How to Identify a flange?
Whether a flange will function properly all goes back to whether the flange was the right one for the job in the first place. A flange must fit in pipe joints just right in order for it to perform properly. A small error in choosing a flange can effect an application resulting in a costly mistake. These 7 factors are all involved in choosing the right flange for the right application to maximize its functionality.
It’s pretty easy to identify the type of flange by how it looks. First, identify the tops by determining whether a flange has a flat face, threaded bore, lap joint, weld neck, socket weld, or tongue and groove.

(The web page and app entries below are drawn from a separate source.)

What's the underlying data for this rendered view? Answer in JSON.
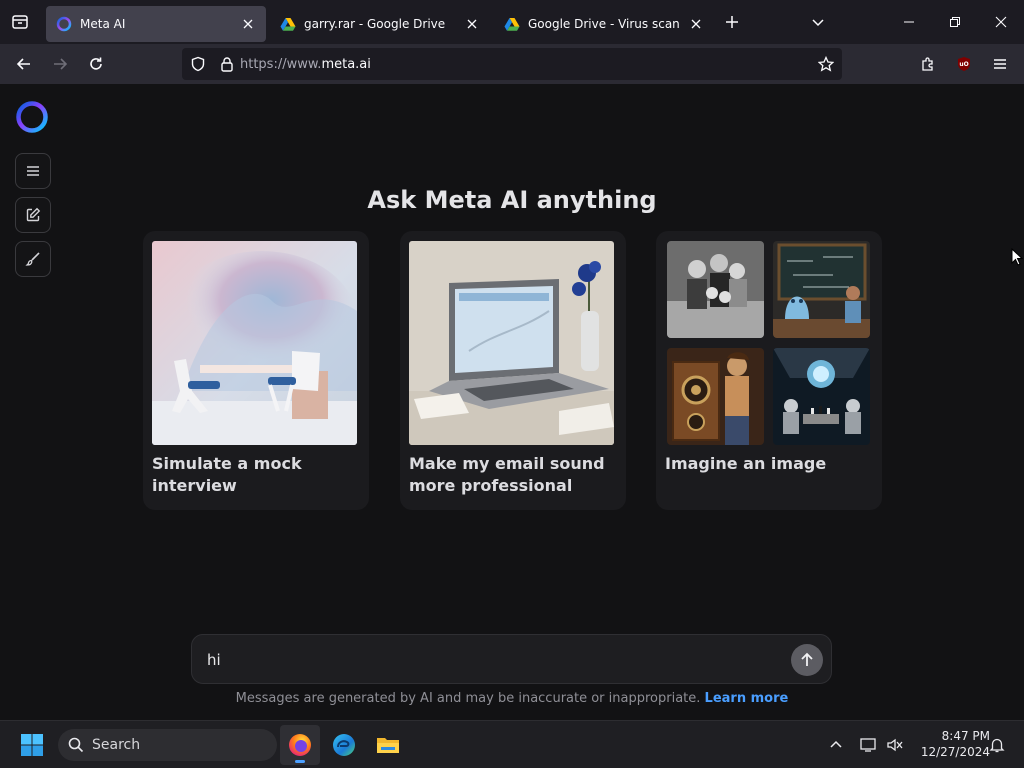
{
  "browser": {
    "tabs": [
      {
        "title": "Meta AI",
        "favicon": "meta-ai-ring-icon",
        "active": true
      },
      {
        "title": "garry.rar - Google Drive",
        "favicon": "google-drive-icon",
        "active": false
      },
      {
        "title": "Google Drive - Virus scan warni",
        "favicon": "google-drive-icon",
        "active": false
      }
    ],
    "url_scheme": "https://www.",
    "url_host": "meta.ai",
    "extension_badge": "uO"
  },
  "page": {
    "headline": "Ask Meta AI anything",
    "cards": [
      {
        "label": "Simulate a mock interview",
        "image": "interview-room-image"
      },
      {
        "label": "Make my email sound more professional",
        "image": "laptop-email-image"
      },
      {
        "label": "Imagine an image",
        "image": "image-collage"
      }
    ],
    "composer": {
      "value": "hi"
    },
    "disclaimer": "Messages are generated by AI and may be inaccurate or inappropriate.",
    "learn_more": "Learn more"
  },
  "taskbar": {
    "search_label": "Search",
    "time": "8:47 PM",
    "date": "12/27/2024"
  },
  "colors": {
    "accent_link": "#4a9eff",
    "page_bg": "#121214",
    "card_bg": "#1b1b1e"
  }
}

Next is identifying the bottoms by determining whether it has a flat face, which is completely flat or a raised face which is a slightly raised section on the face of the flange.
The size of a flange is comprised of factors that include the standard used (ANSI/DIN/JIS), pressure class needed, and the actual measurements of a flange. Factors include the outer diameter, inner diameter, number of bolt holes, bolt hole diameter, and the bolt circle.

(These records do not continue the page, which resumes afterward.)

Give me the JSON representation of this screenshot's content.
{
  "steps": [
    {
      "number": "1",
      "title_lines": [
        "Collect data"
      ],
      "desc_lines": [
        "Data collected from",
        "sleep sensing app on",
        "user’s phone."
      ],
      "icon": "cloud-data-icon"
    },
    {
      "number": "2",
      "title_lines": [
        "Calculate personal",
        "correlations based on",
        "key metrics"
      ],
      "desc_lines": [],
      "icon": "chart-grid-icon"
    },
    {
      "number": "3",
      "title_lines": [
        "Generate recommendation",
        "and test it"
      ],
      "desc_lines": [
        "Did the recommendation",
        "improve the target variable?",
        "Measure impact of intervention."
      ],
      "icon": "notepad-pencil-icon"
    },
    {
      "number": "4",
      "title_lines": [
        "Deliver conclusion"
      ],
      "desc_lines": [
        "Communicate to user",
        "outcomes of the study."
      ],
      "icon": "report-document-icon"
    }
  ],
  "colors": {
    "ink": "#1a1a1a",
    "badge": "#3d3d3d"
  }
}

Thickness play a vital role in identifying a flange by how high of a pressure it can withstand because thicker flanges can withstand higher pressures in an application.

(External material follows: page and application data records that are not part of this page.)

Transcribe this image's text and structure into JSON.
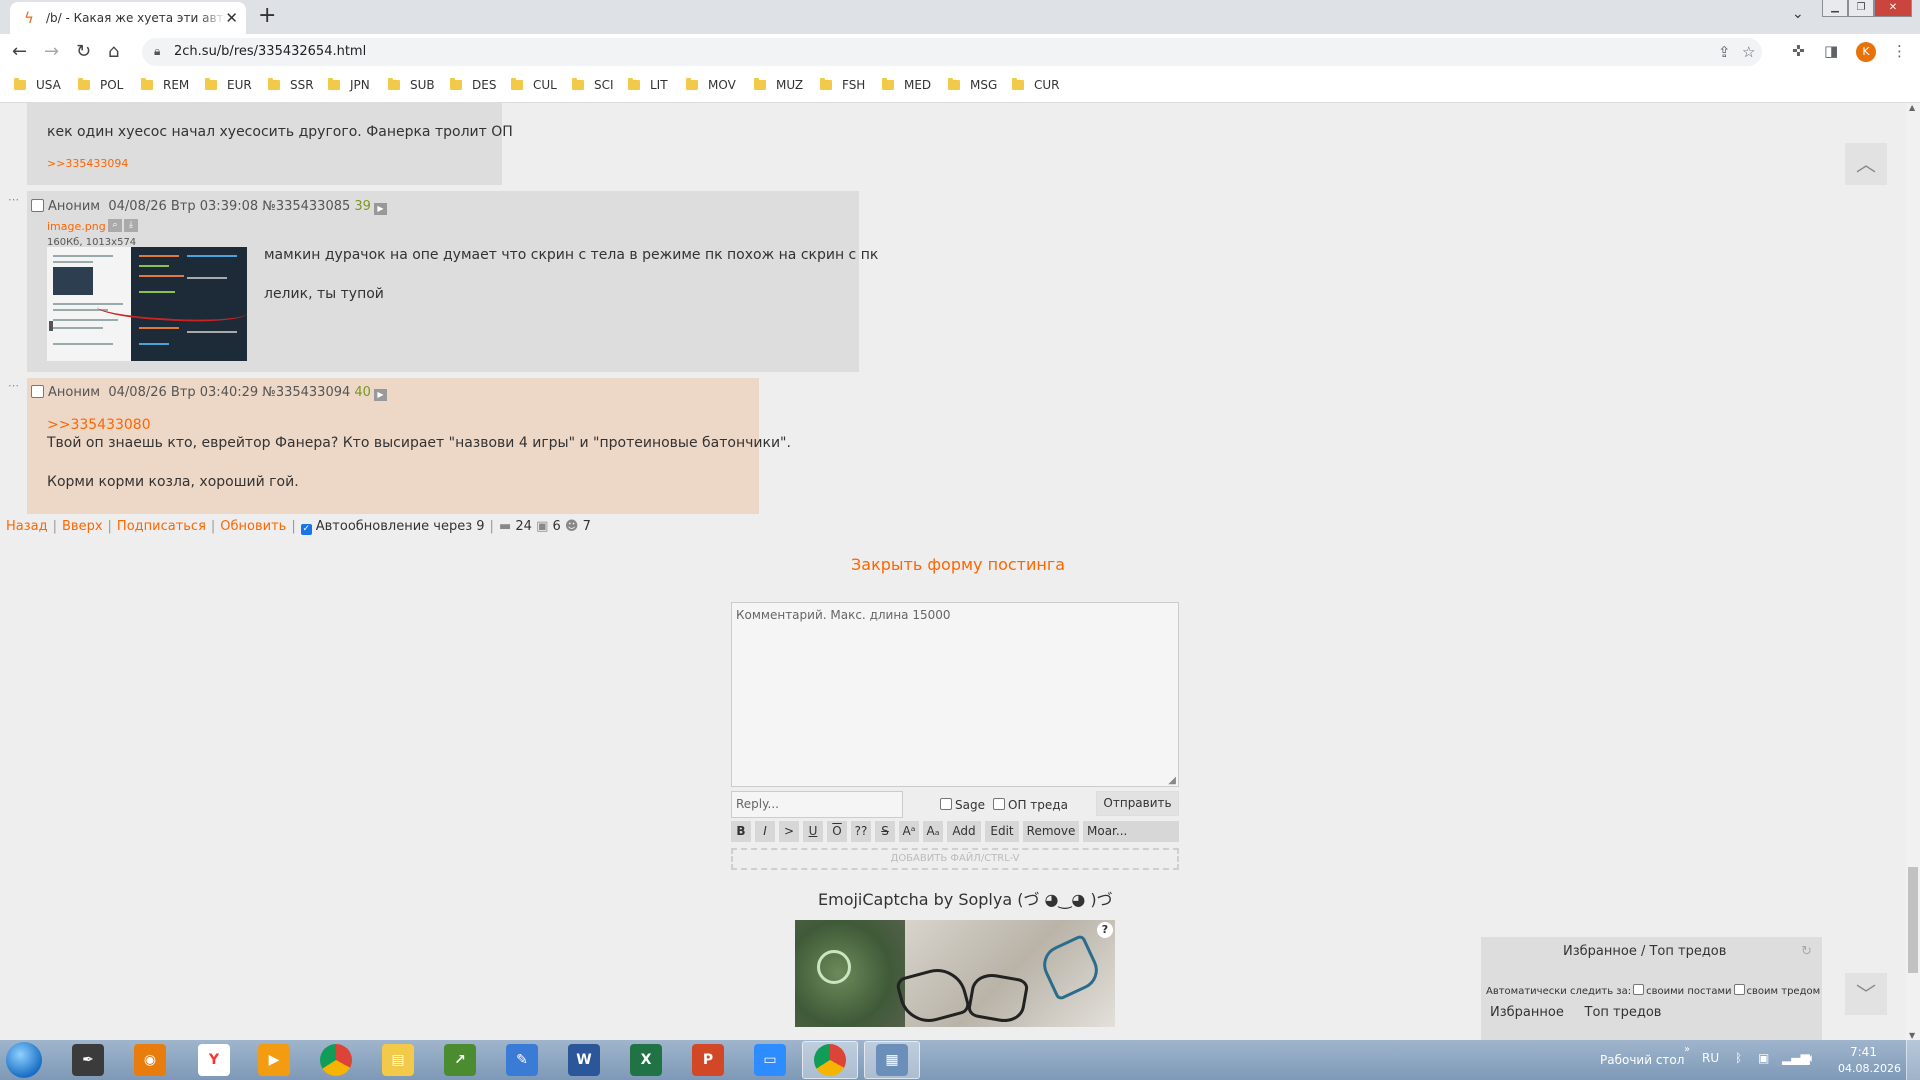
{
  "browser": {
    "tab_title": "/b/ - Какая же хуета эти автономные",
    "url": "2ch.su/b/res/335432654.html",
    "bookmarks": [
      "USA",
      "POL",
      "REM",
      "EUR",
      "SSR",
      "JPN",
      "SUB",
      "DES",
      "CUL",
      "SCI",
      "LIT",
      "MOV",
      "MUZ",
      "FSH",
      "MED",
      "MSG",
      "CUR"
    ],
    "profile_letter": "K"
  },
  "posts": {
    "prev_text": "кек один хуесос начал хуесосить другого. Фанерка тролит ОП",
    "prev_reply": ">>335433094",
    "p1": {
      "name": "Аноним",
      "date": "04/08/26 Втр 03:39:08",
      "num": "№335433085",
      "count": "39",
      "file_name": "image.png",
      "file_meta": "160Кб, 1013x574",
      "line1": "мамкин дурачок на опе думает что скрин с тела в режиме пк похож на скрин с пк",
      "line2": "лелик, ты тупой"
    },
    "p2": {
      "name": "Аноним",
      "date": "04/08/26 Втр 03:40:29",
      "num": "№335433094",
      "count": "40",
      "quote": ">>335433080",
      "line1": "Твой оп знаешь кто, еврейтор Фанера? Кто высирает \"назвови 4 игры\" и \"протеиновые батончики\".",
      "line2": "Корми корми козла, хороший гой."
    }
  },
  "thread_nav": {
    "back": "Назад",
    "up": "Вверх",
    "subscribe": "Подписаться",
    "refresh": "Обновить",
    "autoupdate": "Автообновление через 9",
    "posts_count": "24",
    "images_count": "6",
    "users_count": "7"
  },
  "form": {
    "close_label": "Закрыть форму постинга",
    "comment_placeholder": "Комментарий. Макс. длина 15000",
    "reply_placeholder": "Reply...",
    "sage_label": "Sage",
    "op_label": "ОП треда",
    "send_label": "Отправить",
    "markup": [
      "B",
      "I",
      ">",
      "U",
      "O",
      "??",
      "S",
      "Aᵃ",
      "Aₐ"
    ],
    "add_label": "Add",
    "edit_label": "Edit",
    "remove_label": "Remove",
    "moar_label": "Moar...",
    "drop_label": "ДОБАВИТЬ ФАЙЛ/CTRL-V",
    "captcha_title": "EmojiCaptcha by Soplya (づ ◕‿◕ )づ",
    "captcha_help": "?"
  },
  "favorites": {
    "title": "Избранное / Топ тредов",
    "auto_label": "Автоматически следить за:",
    "own_posts": "своими постами",
    "own_thread": "своим тредом",
    "tab_fav": "Избранное",
    "tab_top": "Топ тредов"
  },
  "taskbar": {
    "desktop_label": "Рабочий стол",
    "lang": "RU",
    "time": "7:41",
    "date": "04.08.2026"
  },
  "colors": {
    "accent": "#ff6600",
    "post_bg": "#dddddd",
    "op_post_bg": "#edd7c7",
    "page_bg": "#eeeeee"
  }
}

This component helps determine the size of a flange and pressure class. 3 factors that need to be considered are the amount of bolt holes, pitch circle diameter, and actual size of the bolt holes on a flange. The thicker the bolt the stronger the bolt is, resulting in a higher pressure that the flange can withstand.
There are a number of standards that can be selected from. The selection will most likely be based upon the application and standards of the other components that this flange will be connected to. (i.e. valves) 3 main standards used are: ANSI – American National Standards Institute, DIN – Deutsches Institut für Normung / European, and JIS – Japanese International Standard.
Pressure class represents the nominal amount of pressure that the product can support or operate under safely. Each standard has multiple pressure classes available ranging from low pressure tolerance to high pressure tolerance. The pressure class of products working together should be the same matching the pressure class of the pipes and valves in the system that it is connected to.
It is important to choose the right material for a flange and understand the elements that it will face in an application the piping system is being used. (corrosion, pressure, moisture, temperature) Common materials include steel, stainless steel, carbon steel, and copper nickel.
To see our selection of slip-on, weld neck, blind, bulkhead, and manifold covers in ANSI, DIN, and JIS standards, visit the product page of the Glen Flange Ltd. For convenience, we also offer this helpful Quick Reference Flange Image! But if you’d like to speak to an experienced sales person who can help you find the flange with the right job, contact Glen Flange Ltd by mail: email@example.com.